|08-06-2007 01:51 PM|
I am curious about your water tanks. Where are they located? Four of ours are under the cabin sole and one is under the saloon. While the one under the saloon could heat up to room/boat temp, I imagine the ones below the waterline should stay at water temp or close to it. Right now our water temp is about 85 degrees. Wouldn't this keep those tanks closure to that temp vs air temp? Additionally, our tanks are all vented, although there is one that is being rather fussy about this and this makes it harder to draw on then any of the others, we also have an overflow that leads to the head. Any overflow ends up in the head sump pump.
I do appreciate the heads up and will make a point to mention it to the Captain this evening.
|08-06-2007 01:45 PM|
|RAGTIMEDON||Don't you have a vent? It would seem to me that it would be harder to fill the tank, harder to pump out the water when you use it, and would make your tank puff up and cave in as the temperature changes if there is no vent tube on the boat. I have aluminum tanks and am quite sure there would be a loud noise in the midle of the night as the temp drops and the water contracts. If it were my tank, I would find out if the vent is clogged, or if there were no vent I would put one in, "toot sweet." Drill a hole, insert a small thru hull, connect a piece of tubing to the side of the hull near the deck, and put a small thru hull there. Water coming out this vent hose also tells me when the tank is full, before I have overflow running all over the deck!|

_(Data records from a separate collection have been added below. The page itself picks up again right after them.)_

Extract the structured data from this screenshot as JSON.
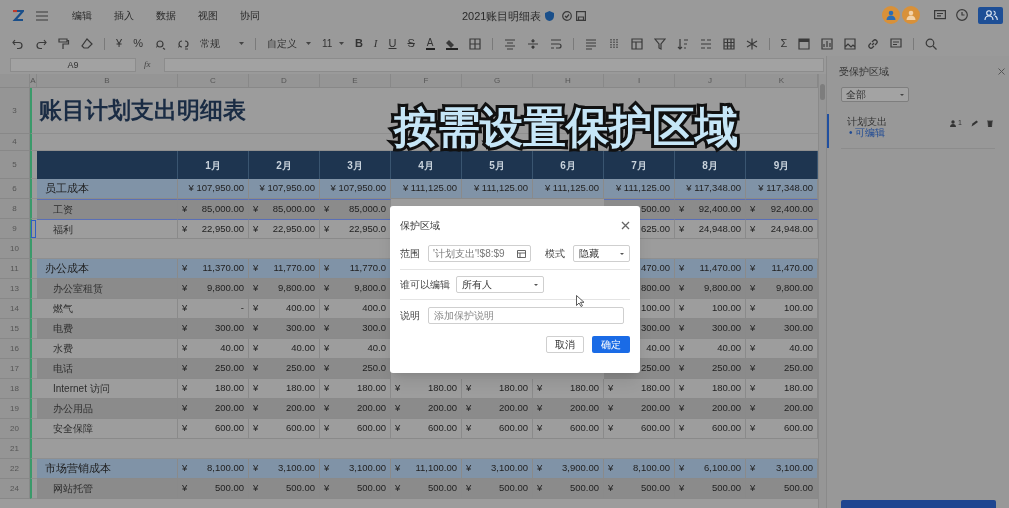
{
  "topbar": {
    "menus": [
      "编辑",
      "插入",
      "数据",
      "视图",
      "协同"
    ],
    "title": "2021账目明细表"
  },
  "toolbar": {
    "texts": [
      "¥",
      "%",
      "常规",
      "自定义",
      "11",
      "B",
      "I",
      "U",
      "S",
      "A",
      "Σ"
    ]
  },
  "formula_bar": {
    "cell": "A9",
    "fx": "fx"
  },
  "sheet": {
    "columns": [
      "A",
      "B",
      "C",
      "D",
      "E",
      "F",
      "G",
      "H",
      "I",
      "J",
      "K"
    ],
    "title_row": "3",
    "title": "账目计划支出明细表",
    "spacer_row": "4",
    "header_row": "5",
    "months": [
      "1月",
      "2月",
      "3月",
      "4月",
      "5月",
      "6月",
      "7月",
      "8月",
      "9月"
    ],
    "rows": [
      {
        "n": "6",
        "kind": "category",
        "label": "员工成本",
        "selected": false,
        "in_range": false,
        "cells": [
          "¥ 107,950.00",
          "¥ 107,950.00",
          "¥ 107,950.00",
          "¥ 111,125.00",
          "¥ 111,125.00",
          "¥ 111,125.00",
          "¥ 111,125.00",
          "¥ 117,348.00",
          "¥ 117,348.00"
        ]
      },
      {
        "n": "8",
        "kind": "item",
        "label": "工资",
        "selected": false,
        "in_range": true,
        "cells": [
          [
            "¥",
            "85,000.00"
          ],
          [
            "¥",
            "85,000.00"
          ],
          [
            "¥",
            "85,000.0"
          ],
          null,
          null,
          null,
          [
            "",
            "500.00"
          ],
          [
            "¥",
            "92,400.00"
          ],
          [
            "¥",
            "92,400.00"
          ]
        ]
      },
      {
        "n": "9",
        "kind": "item",
        "label": "福利",
        "selected": true,
        "in_range": true,
        "cells": [
          [
            "¥",
            "22,950.00"
          ],
          [
            "¥",
            "22,950.00"
          ],
          [
            "¥",
            "22,950.0"
          ],
          null,
          null,
          null,
          [
            "",
            "625.00"
          ],
          [
            "¥",
            "24,948.00"
          ],
          [
            "¥",
            "24,948.00"
          ]
        ]
      },
      {
        "n": "10",
        "kind": "blank",
        "selected": false,
        "in_range": false
      },
      {
        "n": "11",
        "kind": "category",
        "label": "办公成本",
        "selected": false,
        "in_range": false,
        "cells": [
          [
            "¥",
            "11,370.00"
          ],
          [
            "¥",
            "11,770.00"
          ],
          [
            "¥",
            "11,770.0"
          ],
          null,
          null,
          null,
          [
            "",
            "470.00"
          ],
          [
            "¥",
            "11,470.00"
          ],
          [
            "¥",
            "11,470.00"
          ]
        ]
      },
      {
        "n": "13",
        "kind": "item",
        "label": "办公室租赁",
        "selected": false,
        "in_range": false,
        "cells": [
          [
            "¥",
            "9,800.00"
          ],
          [
            "¥",
            "9,800.00"
          ],
          [
            "¥",
            "9,800.0"
          ],
          null,
          null,
          null,
          [
            "",
            "800.00"
          ],
          [
            "¥",
            "9,800.00"
          ],
          [
            "¥",
            "9,800.00"
          ]
        ]
      },
      {
        "n": "14",
        "kind": "item",
        "label": "燃气",
        "selected": false,
        "in_range": false,
        "cells": [
          [
            "¥",
            "-"
          ],
          [
            "¥",
            "400.00"
          ],
          [
            "¥",
            "400.0"
          ],
          null,
          null,
          null,
          [
            "",
            "100.00"
          ],
          [
            "¥",
            "100.00"
          ],
          [
            "¥",
            "100.00"
          ]
        ]
      },
      {
        "n": "15",
        "kind": "item",
        "label": "电费",
        "selected": false,
        "in_range": false,
        "cells": [
          [
            "¥",
            "300.00"
          ],
          [
            "¥",
            "300.00"
          ],
          [
            "¥",
            "300.0"
          ],
          null,
          null,
          null,
          [
            "",
            "300.00"
          ],
          [
            "¥",
            "300.00"
          ],
          [
            "¥",
            "300.00"
          ]
        ]
      },
      {
        "n": "16",
        "kind": "item",
        "label": "水费",
        "selected": false,
        "in_range": false,
        "cells": [
          [
            "¥",
            "40.00"
          ],
          [
            "¥",
            "40.00"
          ],
          [
            "¥",
            "40.0"
          ],
          null,
          null,
          null,
          [
            "",
            "40.00"
          ],
          [
            "¥",
            "40.00"
          ],
          [
            "¥",
            "40.00"
          ]
        ]
      },
      {
        "n": "17",
        "kind": "item",
        "label": "电话",
        "selected": false,
        "in_range": false,
        "cells": [
          [
            "¥",
            "250.00"
          ],
          [
            "¥",
            "250.00"
          ],
          [
            "¥",
            "250.0"
          ],
          null,
          null,
          null,
          [
            "",
            "250.00"
          ],
          [
            "¥",
            "250.00"
          ],
          [
            "¥",
            "250.00"
          ]
        ]
      },
      {
        "n": "18",
        "kind": "item",
        "label": "Internet 访问",
        "selected": false,
        "in_range": false,
        "cells": [
          [
            "¥",
            "180.00"
          ],
          [
            "¥",
            "180.00"
          ],
          [
            "¥",
            "180.00"
          ],
          [
            "¥",
            "180.00"
          ],
          [
            "¥",
            "180.00"
          ],
          [
            "¥",
            "180.00"
          ],
          [
            "¥",
            "180.00"
          ],
          [
            "¥",
            "180.00"
          ],
          [
            "¥",
            "180.00"
          ]
        ]
      },
      {
        "n": "19",
        "kind": "item",
        "label": "办公用品",
        "selected": false,
        "in_range": false,
        "cells": [
          [
            "¥",
            "200.00"
          ],
          [
            "¥",
            "200.00"
          ],
          [
            "¥",
            "200.00"
          ],
          [
            "¥",
            "200.00"
          ],
          [
            "¥",
            "200.00"
          ],
          [
            "¥",
            "200.00"
          ],
          [
            "¥",
            "200.00"
          ],
          [
            "¥",
            "200.00"
          ],
          [
            "¥",
            "200.00"
          ]
        ]
      },
      {
        "n": "20",
        "kind": "item",
        "label": "安全保障",
        "selected": false,
        "in_range": false,
        "cells": [
          [
            "¥",
            "600.00"
          ],
          [
            "¥",
            "600.00"
          ],
          [
            "¥",
            "600.00"
          ],
          [
            "¥",
            "600.00"
          ],
          [
            "¥",
            "600.00"
          ],
          [
            "¥",
            "600.00"
          ],
          [
            "¥",
            "600.00"
          ],
          [
            "¥",
            "600.00"
          ],
          [
            "¥",
            "600.00"
          ]
        ]
      },
      {
        "n": "21",
        "kind": "blank",
        "selected": false,
        "in_range": false
      },
      {
        "n": "22",
        "kind": "category",
        "label": "市场营销成本",
        "selected": false,
        "in_range": false,
        "cells": [
          [
            "¥",
            "8,100.00"
          ],
          [
            "¥",
            "3,100.00"
          ],
          [
            "¥",
            "3,100.00"
          ],
          [
            "¥",
            "11,100.00"
          ],
          [
            "¥",
            "3,100.00"
          ],
          [
            "¥",
            "3,900.00"
          ],
          [
            "¥",
            "8,100.00"
          ],
          [
            "¥",
            "6,100.00"
          ],
          [
            "¥",
            "3,100.00"
          ]
        ]
      },
      {
        "n": "24",
        "kind": "item",
        "label": "网站托管",
        "selected": false,
        "in_range": false,
        "cells": [
          [
            "¥",
            "500.00"
          ],
          [
            "¥",
            "500.00"
          ],
          [
            "¥",
            "500.00"
          ],
          [
            "¥",
            "500.00"
          ],
          [
            "¥",
            "500.00"
          ],
          [
            "¥",
            "500.00"
          ],
          [
            "¥",
            "500.00"
          ],
          [
            "¥",
            "500.00"
          ],
          [
            "¥",
            "500.00"
          ]
        ]
      }
    ]
  },
  "caption": "按需设置保护区域",
  "dialog": {
    "title": "保护区域",
    "range_label": "范围",
    "range_value": "'计划支出'!$8:$9",
    "mode_label": "模式",
    "mode_value": "隐藏",
    "editor_label": "谁可以编辑",
    "editor_value": "所有人",
    "note_label": "说明",
    "note_placeholder": "添加保护说明",
    "cancel": "取消",
    "ok": "确定"
  },
  "panel": {
    "title": "受保护区域",
    "filter": "全部",
    "items": [
      {
        "name": "计划支出",
        "status": "• 可编辑",
        "count": "1"
      }
    ]
  }
}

|08-06-2007 01:20 PM|
Water tanks and a hot day, be aware!!!
I want to share something with you guys that is pretty obvious now, but I had never thought about before.
Last week, like much of the country, it was very hot in Michigan. When I arrived to the boat on Thursday evening the thermometer in the car was reading 101 degrees and the one in the boat was at 104.5 degrees.
I was doing some general clean up getting the boat ready for the weekend. I needed to fill the water tanks………..this is where the problem occurred.
Question: What happens when you fill your water tanks, with cold water, to full capacity on a very hot day???
Answer: Once full and capped, the water warms up and expands…………This could have been very bad!!! luckily I noticed it in time, before the tanks split and drained the water into the bilge. The tanks ballooned up and in the process raised the floor boards.
Solution: If you need to fill the tanks on a hot day, make sure you leave enough room for the water to expand.
All is good and no permanent damage.